- 3/4 have created a profile on a social networking site
- 2/3 say “you can’t be too careful” when dealing with people
- 83% say they place their cell phone on or right next to their bed while sleeping
- 38% have a tattoo, but 72% say they are hidden by clothing
- 56% say they got vigorous exercise in the last 24 hours
*Millienials: A Portrait of Generation Next, Pew Research Center, February 2010
The characteristics carry a strong mix of using technology, incorporating social life into technology, being distinct while shielding some it, and embracing some healthy traits.
“Overall, Pew says, Millennials are confident, upbeat and open to change.”
Study: Millennial generation more educated, less employed, USA Today, 02/23/2010
They are generation next.
Disruption Is Required
The other generations have grown grumpy and more focused on the problems rather than the opportunities. Before you go off on me, I acknowledge this is an over-generalized statement and, for the record, I am not a Millennial (far from it). I am part of the grumpy Baby Boomer generation.
The non-Millennial generations are set in their ways, with a few slivers of success in adopting new technologies and engaging our health care in new ways. We need to take it up a notch; we need to disrupt the non-Millennial mindset.
To make the point, here are some key questions that should be answered:
- How many Millennials are involved in committees for HL7 or other healthcare standards?
- How many Millennials are involved in ONC task forces and committees?
- How many Millennials are involved in the health industry trade groups such as HIMSS, AHIMA, RBMA, SIIM, etc.?
- How many health care provider organizations or trade associations or standards organizations have a mentoring program to bring Millennials into the process and tap their energy and ideas?
- How many Millennials attend healthcare IT trade shows and summits?
The easy answer is “not many.” Many are eligible to attend, meaning they are old enough and educated enough to add a valuable voice to the conversations.
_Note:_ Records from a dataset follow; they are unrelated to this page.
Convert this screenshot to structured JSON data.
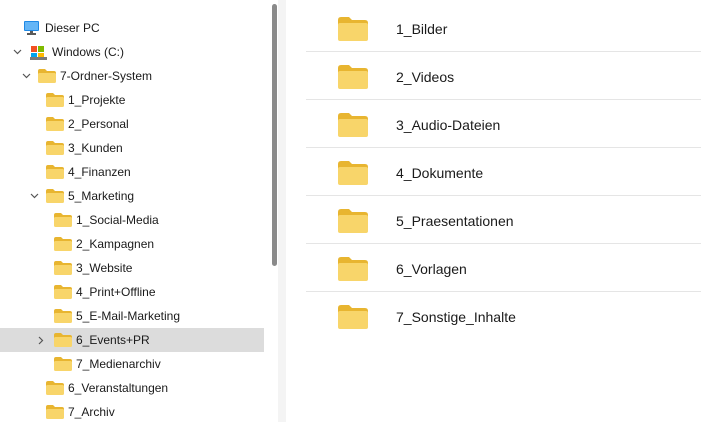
{
  "tree": {
    "this_pc": "Dieser PC",
    "drive": "Windows (C:)",
    "root_folder": "7-Ordner-System",
    "items": [
      {
        "label": "1_Projekte"
      },
      {
        "label": "2_Personal"
      },
      {
        "label": "3_Kunden"
      },
      {
        "label": "4_Finanzen"
      },
      {
        "label": "5_Marketing"
      },
      {
        "label": "1_Social-Media"
      },
      {
        "label": "2_Kampagnen"
      },
      {
        "label": "3_Website"
      },
      {
        "label": "4_Print+Offline"
      },
      {
        "label": "5_E-Mail-Marketing"
      },
      {
        "label": "6_Events+PR"
      },
      {
        "label": "7_Medienarchiv"
      },
      {
        "label": "6_Veranstaltungen"
      },
      {
        "label": "7_Archiv"
      }
    ],
    "selected": "6_Events+PR"
  },
  "content": {
    "folders": [
      {
        "label": "1_Bilder"
      },
      {
        "label": "2_Videos"
      },
      {
        "label": "3_Audio-Dateien"
      },
      {
        "label": "4_Dokumente"
      },
      {
        "label": "5_Praesentationen"
      },
      {
        "label": "6_Vorlagen"
      },
      {
        "label": "7_Sonstige_Inhalte"
      }
    ]
  },
  "colors": {
    "folder_body": "#f8d56a",
    "folder_tab": "#e8b530",
    "selected_bg": "#dcdcdc",
    "pc_icon": "#1e88e5"
  }
}
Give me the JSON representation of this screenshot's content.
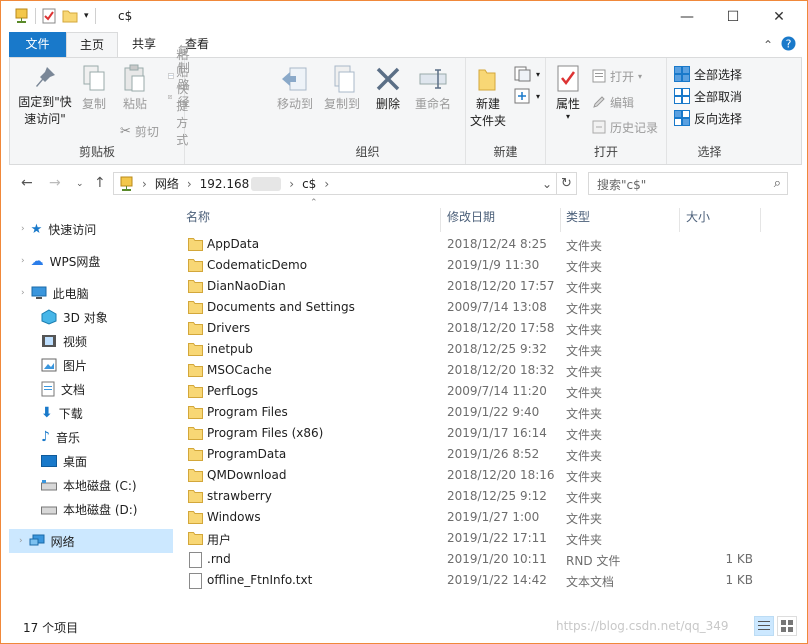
{
  "window": {
    "title": "c$"
  },
  "ribbon_tabs": {
    "file": "文件",
    "home": "主页",
    "share": "共享",
    "view": "查看"
  },
  "ribbon": {
    "clipboard": {
      "pin": "固定到\"快\n速访问\"",
      "copy": "复制",
      "paste": "粘贴",
      "copy_path": "复制路径",
      "paste_shortcut": "粘贴快捷方式",
      "cut": "剪切",
      "label": "剪贴板"
    },
    "organize": {
      "move_to": "移动到",
      "copy_to": "复制到",
      "delete": "删除",
      "rename": "重命名",
      "label": "组织"
    },
    "new": {
      "new_folder": "新建\n文件夹",
      "label": "新建"
    },
    "open": {
      "properties": "属性",
      "open": "打开",
      "edit": "编辑",
      "history": "历史记录",
      "label": "打开"
    },
    "select": {
      "select_all": "全部选择",
      "select_none": "全部取消",
      "invert": "反向选择",
      "label": "选择"
    }
  },
  "address": {
    "segments": [
      "网络",
      "192.168",
      "c$"
    ],
    "search_placeholder": "搜索\"c$\""
  },
  "nav": {
    "items": [
      {
        "label": "快速访问",
        "icon": "star-icon"
      },
      {
        "label": "WPS网盘",
        "icon": "cloud-icon"
      },
      {
        "label": "此电脑",
        "icon": "computer-icon"
      },
      {
        "label": "3D 对象",
        "icon": "cube-icon"
      },
      {
        "label": "视频",
        "icon": "video-icon"
      },
      {
        "label": "图片",
        "icon": "picture-icon"
      },
      {
        "label": "文档",
        "icon": "document-icon"
      },
      {
        "label": "下载",
        "icon": "download-icon"
      },
      {
        "label": "音乐",
        "icon": "music-icon"
      },
      {
        "label": "桌面",
        "icon": "desktop-icon"
      },
      {
        "label": "本地磁盘 (C:)",
        "icon": "drive-icon"
      },
      {
        "label": "本地磁盘 (D:)",
        "icon": "drive-icon"
      },
      {
        "label": "网络",
        "icon": "network-icon"
      }
    ]
  },
  "columns": {
    "name": "名称",
    "date": "修改日期",
    "type": "类型",
    "size": "大小"
  },
  "files": [
    {
      "name": "AppData",
      "date": "2018/12/24 8:25",
      "type": "文件夹",
      "size": "",
      "kind": "folder"
    },
    {
      "name": "CodematicDemo",
      "date": "2019/1/9 11:30",
      "type": "文件夹",
      "size": "",
      "kind": "folder"
    },
    {
      "name": "DianNaoDian",
      "date": "2018/12/20 17:57",
      "type": "文件夹",
      "size": "",
      "kind": "folder"
    },
    {
      "name": "Documents and Settings",
      "date": "2009/7/14 13:08",
      "type": "文件夹",
      "size": "",
      "kind": "folder"
    },
    {
      "name": "Drivers",
      "date": "2018/12/20 17:58",
      "type": "文件夹",
      "size": "",
      "kind": "folder"
    },
    {
      "name": "inetpub",
      "date": "2018/12/25 9:32",
      "type": "文件夹",
      "size": "",
      "kind": "folder"
    },
    {
      "name": "MSOCache",
      "date": "2018/12/20 18:32",
      "type": "文件夹",
      "size": "",
      "kind": "folder"
    },
    {
      "name": "PerfLogs",
      "date": "2009/7/14 11:20",
      "type": "文件夹",
      "size": "",
      "kind": "folder"
    },
    {
      "name": "Program Files",
      "date": "2019/1/22 9:40",
      "type": "文件夹",
      "size": "",
      "kind": "folder"
    },
    {
      "name": "Program Files (x86)",
      "date": "2019/1/17 16:14",
      "type": "文件夹",
      "size": "",
      "kind": "folder"
    },
    {
      "name": "ProgramData",
      "date": "2019/1/26 8:52",
      "type": "文件夹",
      "size": "",
      "kind": "folder"
    },
    {
      "name": "QMDownload",
      "date": "2018/12/20 18:16",
      "type": "文件夹",
      "size": "",
      "kind": "folder"
    },
    {
      "name": "strawberry",
      "date": "2018/12/25 9:12",
      "type": "文件夹",
      "size": "",
      "kind": "folder"
    },
    {
      "name": "Windows",
      "date": "2019/1/27 1:00",
      "type": "文件夹",
      "size": "",
      "kind": "folder"
    },
    {
      "name": "用户",
      "date": "2019/1/22 17:11",
      "type": "文件夹",
      "size": "",
      "kind": "folder"
    },
    {
      "name": ".rnd",
      "date": "2019/1/20 10:11",
      "type": "RND 文件",
      "size": "1 KB",
      "kind": "file"
    },
    {
      "name": "offline_FtnInfo.txt",
      "date": "2019/1/22 14:42",
      "type": "文本文档",
      "size": "1 KB",
      "kind": "file"
    }
  ],
  "status": {
    "count": "17 个项目",
    "watermark": "https://blog.csdn.net/qq_349"
  }
}
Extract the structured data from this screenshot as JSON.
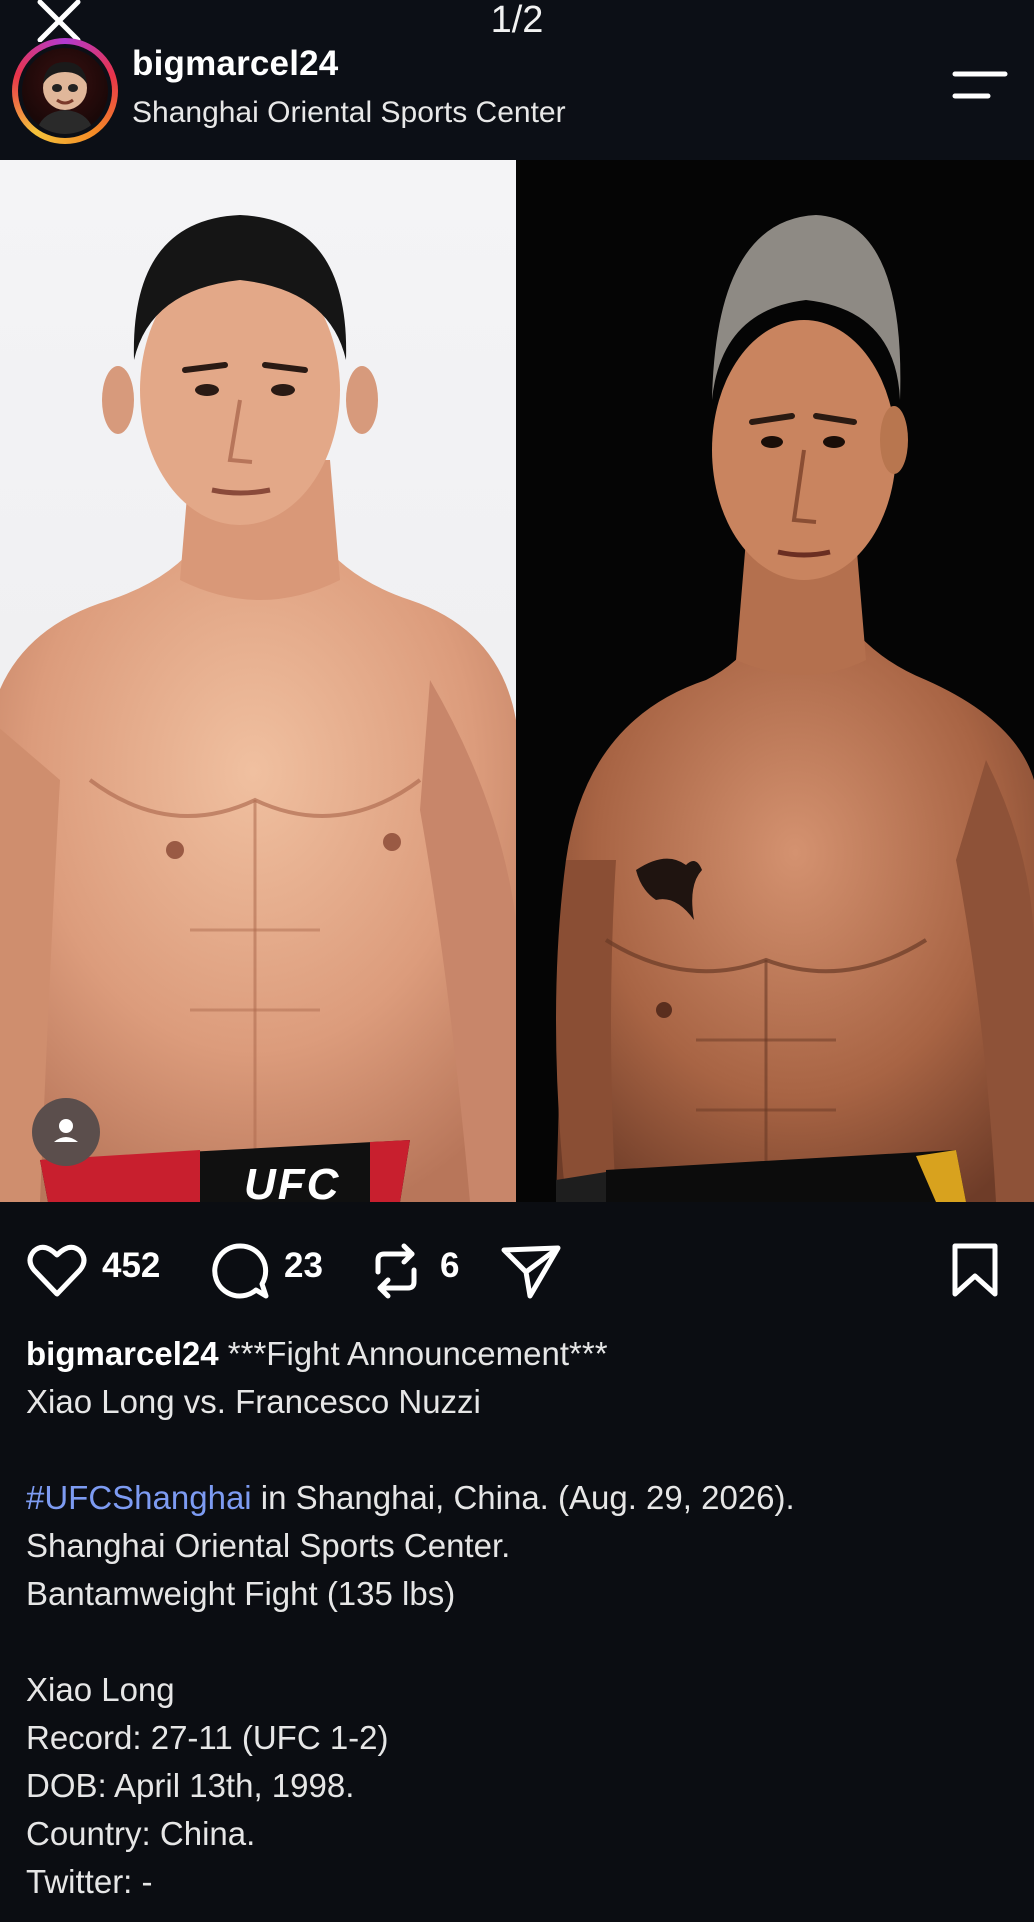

I know, the first response will be “no one is stopping them from coming…” True, but how welcoming are we? How willing are we to involve them in the work that needs to be done and giving them a seat at the policy and standards-setting committees?
Why Do Millennials Matter to Health Care?